§ **ACTIVITY**
From the records that follow, copy every line that contains the word "progress".

[Data extracted from a collection]
____
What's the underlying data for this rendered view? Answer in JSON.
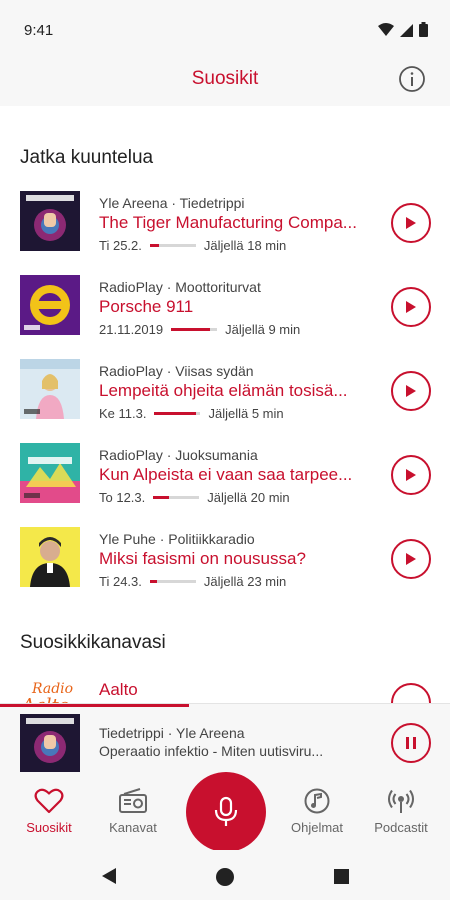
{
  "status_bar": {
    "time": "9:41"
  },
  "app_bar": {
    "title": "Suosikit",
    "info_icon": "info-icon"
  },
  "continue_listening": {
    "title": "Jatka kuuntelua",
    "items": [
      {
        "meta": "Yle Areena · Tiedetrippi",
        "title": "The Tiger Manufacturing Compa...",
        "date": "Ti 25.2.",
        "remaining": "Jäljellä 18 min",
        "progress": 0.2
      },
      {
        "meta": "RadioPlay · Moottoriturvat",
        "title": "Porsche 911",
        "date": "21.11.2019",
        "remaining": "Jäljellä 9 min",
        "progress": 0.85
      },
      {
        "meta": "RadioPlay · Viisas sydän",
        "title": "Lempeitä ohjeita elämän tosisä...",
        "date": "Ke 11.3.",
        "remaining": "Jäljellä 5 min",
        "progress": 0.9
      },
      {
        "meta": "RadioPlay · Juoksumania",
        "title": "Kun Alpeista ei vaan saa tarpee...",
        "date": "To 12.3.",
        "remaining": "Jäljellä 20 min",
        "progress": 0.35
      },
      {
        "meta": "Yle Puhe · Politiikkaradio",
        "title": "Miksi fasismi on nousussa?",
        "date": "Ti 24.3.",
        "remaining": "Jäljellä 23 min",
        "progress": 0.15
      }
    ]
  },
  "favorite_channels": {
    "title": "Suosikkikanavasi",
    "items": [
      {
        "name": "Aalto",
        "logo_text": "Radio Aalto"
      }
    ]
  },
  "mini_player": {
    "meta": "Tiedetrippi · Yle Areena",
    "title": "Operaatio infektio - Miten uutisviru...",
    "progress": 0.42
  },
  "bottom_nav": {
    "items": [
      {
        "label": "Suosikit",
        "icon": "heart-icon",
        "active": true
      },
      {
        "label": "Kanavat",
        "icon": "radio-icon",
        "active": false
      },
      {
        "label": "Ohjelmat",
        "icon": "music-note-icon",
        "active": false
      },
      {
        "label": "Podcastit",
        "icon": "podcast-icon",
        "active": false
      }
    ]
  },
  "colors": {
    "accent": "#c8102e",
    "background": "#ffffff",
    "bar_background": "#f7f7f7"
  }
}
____
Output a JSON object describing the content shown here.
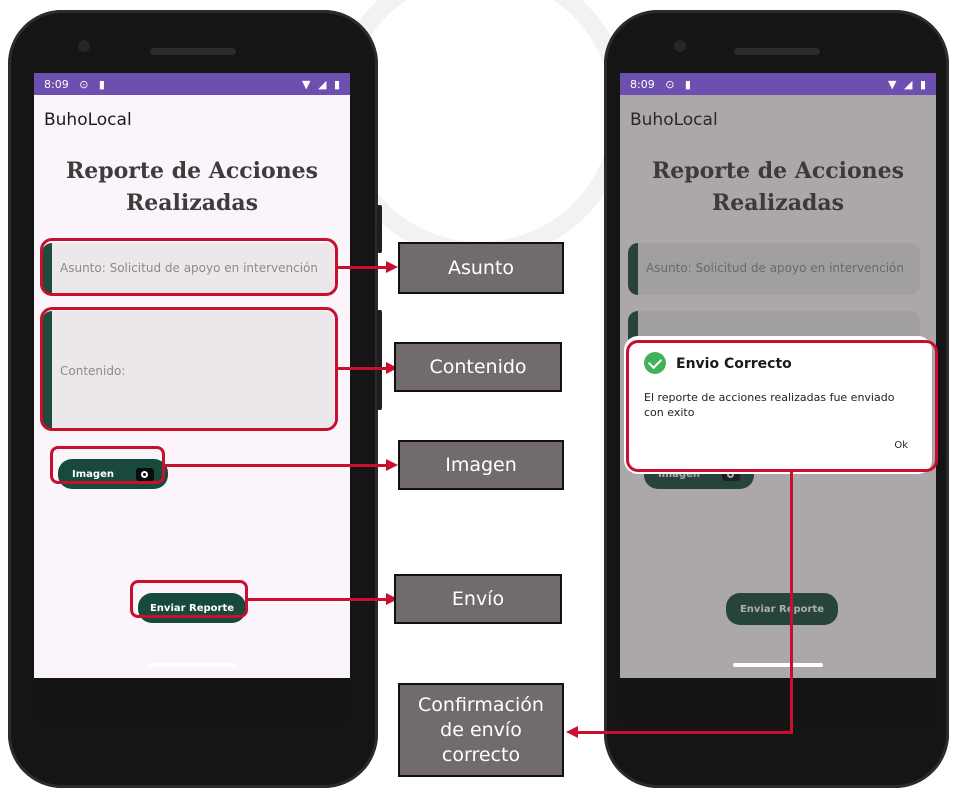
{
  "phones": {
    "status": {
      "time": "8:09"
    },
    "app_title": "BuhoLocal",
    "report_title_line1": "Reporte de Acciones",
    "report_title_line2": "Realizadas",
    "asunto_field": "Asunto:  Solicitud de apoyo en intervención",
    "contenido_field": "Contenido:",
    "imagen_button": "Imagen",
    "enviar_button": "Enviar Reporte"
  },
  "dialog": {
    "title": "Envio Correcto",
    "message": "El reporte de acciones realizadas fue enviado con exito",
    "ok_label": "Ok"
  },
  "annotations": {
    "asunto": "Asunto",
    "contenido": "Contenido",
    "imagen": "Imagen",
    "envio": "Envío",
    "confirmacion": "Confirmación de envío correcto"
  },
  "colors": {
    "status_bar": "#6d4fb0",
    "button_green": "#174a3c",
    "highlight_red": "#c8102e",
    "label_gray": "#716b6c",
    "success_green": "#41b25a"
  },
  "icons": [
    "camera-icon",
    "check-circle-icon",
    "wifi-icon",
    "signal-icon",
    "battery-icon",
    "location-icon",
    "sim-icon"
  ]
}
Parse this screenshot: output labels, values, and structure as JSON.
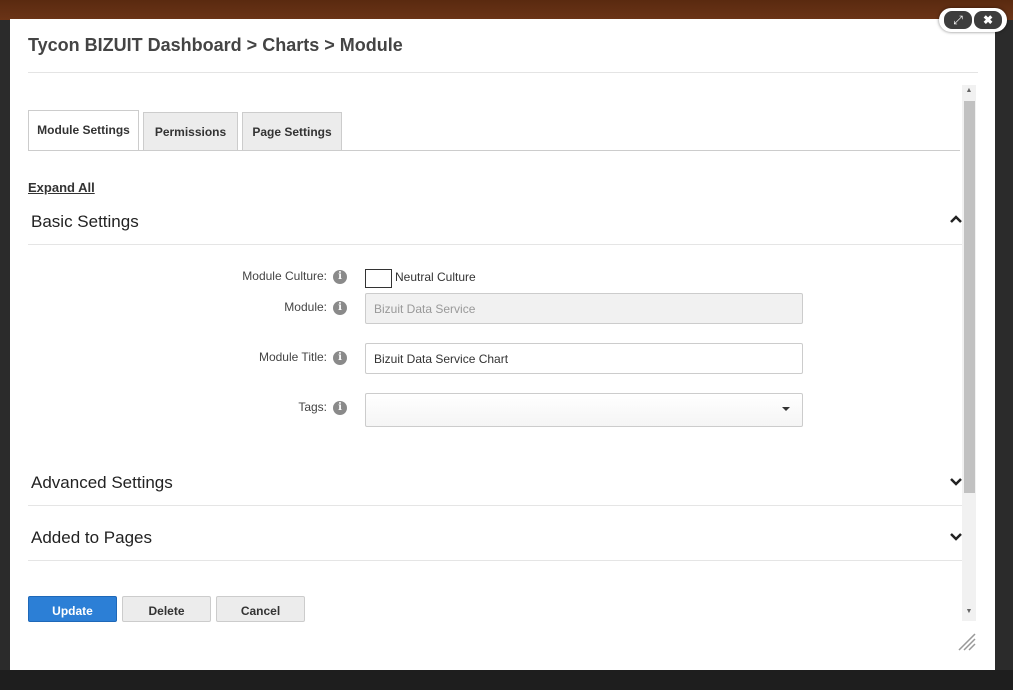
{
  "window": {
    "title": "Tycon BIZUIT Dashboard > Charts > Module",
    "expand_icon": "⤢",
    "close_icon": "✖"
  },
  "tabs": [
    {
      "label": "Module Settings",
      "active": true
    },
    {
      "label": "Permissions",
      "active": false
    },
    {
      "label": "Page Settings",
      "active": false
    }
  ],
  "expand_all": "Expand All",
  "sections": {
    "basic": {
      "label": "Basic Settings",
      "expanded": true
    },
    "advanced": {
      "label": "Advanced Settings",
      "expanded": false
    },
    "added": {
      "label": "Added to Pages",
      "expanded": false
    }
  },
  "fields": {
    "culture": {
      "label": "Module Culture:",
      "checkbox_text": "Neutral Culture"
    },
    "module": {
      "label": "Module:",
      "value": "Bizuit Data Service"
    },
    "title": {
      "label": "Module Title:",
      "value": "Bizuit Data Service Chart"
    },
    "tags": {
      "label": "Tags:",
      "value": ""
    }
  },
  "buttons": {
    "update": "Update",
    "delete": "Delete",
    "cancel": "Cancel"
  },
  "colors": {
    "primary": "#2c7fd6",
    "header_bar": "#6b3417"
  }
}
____
§ **FINISHED EXERCISE**
        "progress": 0.2
        "progress": 0.85
        "progress": 0.9
        "progress": 0.35
        "progress": 0.15
    "progress": 0.42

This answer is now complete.